We also need the clinical teams to work with the technical teams so that the concepts of ‘what do you want to see’ or what do you want to do with the data can be thrashed out: It means the clinician should have a picture in their minds, and the tech teams the paintbrush and colours to try to paint what they think the clinical team wants.

Yes, you have guessed it – is that the way we should have done it?

What about the patient’s perspective? What about the scientist? How does pharm fit into the picture?

As I said before, this is the start of the journey. Each journey needs some safe steps: these are our safe steps. Once we have the system up then we are walking. Once we are walking, then we can set the pace and get the others on board. Until then, the journey is only starting – help take these steps with me down our Aegle journey.

Let me go through our initial analytics journey. Deciding on the clinical scenarios for the T2D case and related analytics and visualization is an important step in such projects. This step depends on the availability of data to perform the analytics, is there a value from the business perspective of such scenario and analytics? Can we classify these analytics as big data analytics?

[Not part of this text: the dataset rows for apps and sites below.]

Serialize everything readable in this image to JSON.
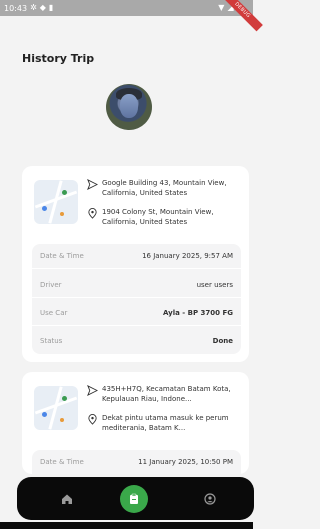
{
  "status_bar": {
    "time": "10:43"
  },
  "debug_banner": "DEBUG",
  "page": {
    "title": "History Trip"
  },
  "trips": [
    {
      "pickup": "Google Building 43, Mountain View, California, United States",
      "dropoff": "1904 Colony St, Mountain View, California, United States",
      "details": {
        "datetime_label": "Date & Time",
        "datetime_value": "16 January 2025, 9:57 AM",
        "driver_label": "Driver",
        "driver_value": "user users",
        "car_label": "Use Car",
        "car_value": "Ayla - BP 3700 FG",
        "status_label": "Status",
        "status_value": "Done"
      }
    },
    {
      "pickup": "435H+H7Q, Kecamatan Batam Kota, Kepulauan Riau, Indone...",
      "dropoff": "Dekat pintu utama masuk ke perum mediterania, Batam K...",
      "details": {
        "datetime_label": "Date & Time",
        "datetime_value": "11 January 2025, 10:50 PM"
      }
    }
  ],
  "nav": {
    "items": [
      {
        "name": "home",
        "icon": "home-icon"
      },
      {
        "name": "history",
        "icon": "document-icon"
      },
      {
        "name": "profile",
        "icon": "user-icon"
      }
    ],
    "active_color": "#3aa84a"
  },
  "colors": {
    "accent": "#3aa84a",
    "debug": "#d13b3b"
  }
}
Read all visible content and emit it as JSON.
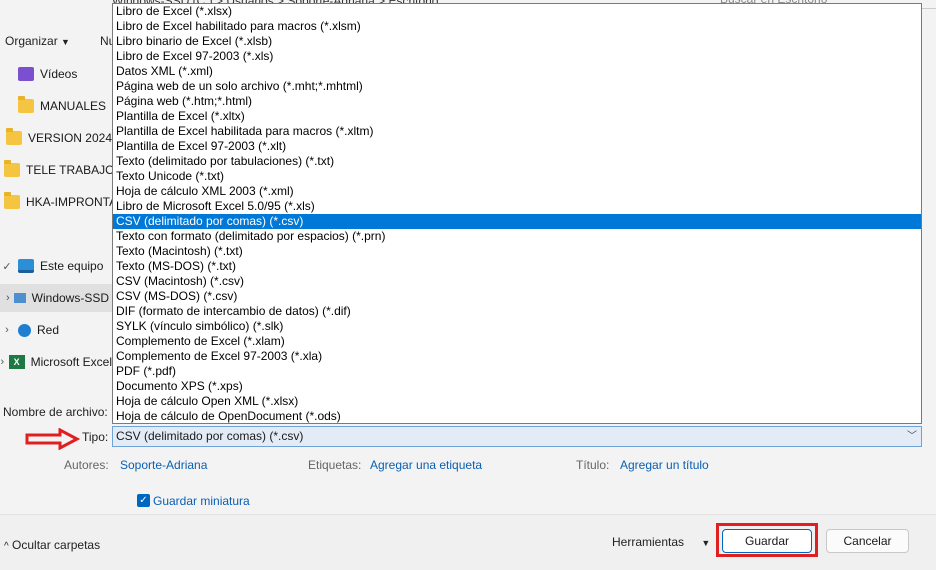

Selecting the scenarios and related analytics works hand in hand with the availability of data and validity of the business model of such a scenario in the health sector.

One of the recommendations and lessons learnt in working with big data analytics projects like AEGLE is to start with a pre-project or projects that involve the initial steps of having the data and the ethics clearing of using the data, the big data scenarios and analytics and the validity of the business model.  Then we can go ahead and spend resources and time to complete the rest of the steps of building the big data platform infrastructure, development of the systems modules that can perform the system functionalities related to a typical big data analytics platform, e.g. the storing the data securely, workflow and analytics creating, running and management, and visualizations.  The development of these requires resources in terms of cost and talent staff and time to develop such a complex system.